I was going to have you guess how much I paid for this piece of food art that I found at the Villainy General Store in Echo Park but that’s silly; I paid $20. Frankly, I’m very happy with it. It’s an oil painting and it hits all the marks of the kind of food art you want to have around your house: there’s alcohol, there’s fish, there’s bread…at least I think that’s bread. Or maybe it’s cheese? No matter what that is on the lower left, this is going to hang near our table where guests can gaze upon it as I serve them alcohol, fish, and cheese or bread depending on what the answer is.
Right before Maurice Sendak died, he did a series of interviews (most notably with Stephen Colbert) that revealed him to be a lovable, slightly grouchy, artist of the highest caliber. I’d known his work, of course, from Where The Wild Things Are and, perhaps more obscurely, Really Rosie but I’m embarassed to say I knew nothing about In The Night Kitchen until I read it standing up, recently, at The Strand in New York.

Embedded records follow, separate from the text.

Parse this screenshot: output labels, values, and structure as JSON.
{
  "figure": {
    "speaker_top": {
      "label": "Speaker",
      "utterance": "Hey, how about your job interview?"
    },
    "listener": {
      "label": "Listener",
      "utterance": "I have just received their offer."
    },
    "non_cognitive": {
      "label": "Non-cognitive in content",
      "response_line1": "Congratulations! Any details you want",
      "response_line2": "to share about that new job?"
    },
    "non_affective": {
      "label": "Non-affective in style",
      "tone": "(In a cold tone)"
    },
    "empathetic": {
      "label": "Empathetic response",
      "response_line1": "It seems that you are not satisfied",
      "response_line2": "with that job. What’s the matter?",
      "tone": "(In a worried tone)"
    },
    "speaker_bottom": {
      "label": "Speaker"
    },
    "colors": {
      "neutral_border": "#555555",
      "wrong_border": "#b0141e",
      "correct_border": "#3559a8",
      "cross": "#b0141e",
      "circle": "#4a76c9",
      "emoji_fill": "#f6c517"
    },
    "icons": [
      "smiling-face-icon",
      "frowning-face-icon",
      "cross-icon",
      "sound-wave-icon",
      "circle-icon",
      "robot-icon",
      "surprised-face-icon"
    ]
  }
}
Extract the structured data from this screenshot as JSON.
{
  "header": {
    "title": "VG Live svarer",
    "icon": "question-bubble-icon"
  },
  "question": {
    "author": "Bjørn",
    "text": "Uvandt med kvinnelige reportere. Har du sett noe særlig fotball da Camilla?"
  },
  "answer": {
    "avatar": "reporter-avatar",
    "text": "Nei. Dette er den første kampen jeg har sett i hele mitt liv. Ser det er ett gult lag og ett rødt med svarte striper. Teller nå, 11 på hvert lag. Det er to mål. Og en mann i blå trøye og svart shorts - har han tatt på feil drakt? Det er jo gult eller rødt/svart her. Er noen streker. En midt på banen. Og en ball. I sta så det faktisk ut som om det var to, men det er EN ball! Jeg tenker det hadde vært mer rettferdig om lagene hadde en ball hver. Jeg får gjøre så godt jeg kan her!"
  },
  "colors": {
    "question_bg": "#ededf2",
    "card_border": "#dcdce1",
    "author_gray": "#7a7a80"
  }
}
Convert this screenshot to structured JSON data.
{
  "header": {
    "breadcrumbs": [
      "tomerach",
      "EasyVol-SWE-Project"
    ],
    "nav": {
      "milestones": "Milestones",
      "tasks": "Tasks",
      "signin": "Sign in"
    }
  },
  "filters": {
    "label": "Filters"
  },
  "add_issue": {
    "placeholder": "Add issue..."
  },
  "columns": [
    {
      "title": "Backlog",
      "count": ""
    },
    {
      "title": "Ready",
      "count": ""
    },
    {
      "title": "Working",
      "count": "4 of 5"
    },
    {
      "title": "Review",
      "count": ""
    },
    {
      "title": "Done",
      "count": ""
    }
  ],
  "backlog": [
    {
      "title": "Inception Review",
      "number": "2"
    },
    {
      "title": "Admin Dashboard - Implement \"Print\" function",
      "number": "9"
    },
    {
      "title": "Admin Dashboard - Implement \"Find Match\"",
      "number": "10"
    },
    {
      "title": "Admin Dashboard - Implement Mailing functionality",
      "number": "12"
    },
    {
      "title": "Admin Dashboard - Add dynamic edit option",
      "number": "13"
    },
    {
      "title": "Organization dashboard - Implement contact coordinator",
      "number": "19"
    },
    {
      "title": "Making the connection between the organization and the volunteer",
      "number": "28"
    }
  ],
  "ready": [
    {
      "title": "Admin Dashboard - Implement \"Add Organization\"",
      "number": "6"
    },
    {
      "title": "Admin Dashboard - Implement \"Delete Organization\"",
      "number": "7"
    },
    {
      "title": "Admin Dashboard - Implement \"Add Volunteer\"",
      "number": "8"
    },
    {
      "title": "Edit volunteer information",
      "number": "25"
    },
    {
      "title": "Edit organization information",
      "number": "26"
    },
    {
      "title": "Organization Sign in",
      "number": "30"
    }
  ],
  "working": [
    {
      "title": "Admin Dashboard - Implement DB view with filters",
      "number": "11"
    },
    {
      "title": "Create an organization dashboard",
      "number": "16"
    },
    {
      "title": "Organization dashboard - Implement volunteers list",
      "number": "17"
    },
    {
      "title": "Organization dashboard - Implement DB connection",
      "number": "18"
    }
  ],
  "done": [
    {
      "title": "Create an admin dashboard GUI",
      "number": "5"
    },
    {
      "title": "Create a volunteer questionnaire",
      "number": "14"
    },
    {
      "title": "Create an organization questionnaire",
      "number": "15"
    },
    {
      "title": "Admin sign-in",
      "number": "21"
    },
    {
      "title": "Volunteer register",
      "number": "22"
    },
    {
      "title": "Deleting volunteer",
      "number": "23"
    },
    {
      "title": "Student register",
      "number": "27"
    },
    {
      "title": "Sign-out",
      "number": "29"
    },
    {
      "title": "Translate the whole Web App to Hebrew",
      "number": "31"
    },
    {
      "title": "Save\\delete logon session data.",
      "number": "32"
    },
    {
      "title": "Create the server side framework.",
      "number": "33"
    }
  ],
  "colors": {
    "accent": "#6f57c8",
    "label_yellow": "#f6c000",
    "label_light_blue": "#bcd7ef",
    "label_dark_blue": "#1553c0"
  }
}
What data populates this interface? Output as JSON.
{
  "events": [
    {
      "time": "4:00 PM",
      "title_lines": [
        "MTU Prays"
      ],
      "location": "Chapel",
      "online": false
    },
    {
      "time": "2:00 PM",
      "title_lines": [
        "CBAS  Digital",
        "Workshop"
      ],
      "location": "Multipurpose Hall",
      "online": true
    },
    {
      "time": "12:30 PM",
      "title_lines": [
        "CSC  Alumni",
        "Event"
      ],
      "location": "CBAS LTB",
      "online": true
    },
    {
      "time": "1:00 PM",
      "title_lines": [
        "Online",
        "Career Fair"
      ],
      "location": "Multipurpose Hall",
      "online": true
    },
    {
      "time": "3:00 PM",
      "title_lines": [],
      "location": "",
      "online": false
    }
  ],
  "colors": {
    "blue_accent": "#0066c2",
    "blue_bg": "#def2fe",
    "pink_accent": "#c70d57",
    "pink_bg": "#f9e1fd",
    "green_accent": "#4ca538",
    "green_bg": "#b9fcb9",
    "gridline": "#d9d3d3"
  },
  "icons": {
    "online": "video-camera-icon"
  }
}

When I was in New York, back in February, I got into a very intense conversation with some friends (one of whom works in the art world) about whether great food rises to the level of great art. Specifically, we were talking about food at the highest level–the kind of food you saw in my French Laundry post yesterday–and whether those who make it share the same status as those who make art at the highest level. When I got back from my trip, I was lucky enough to meet artist and chef David Thorne at the Molly Stevens cookbook dinner I attended back at Elysian (David’s “occasional” restaurant) in March.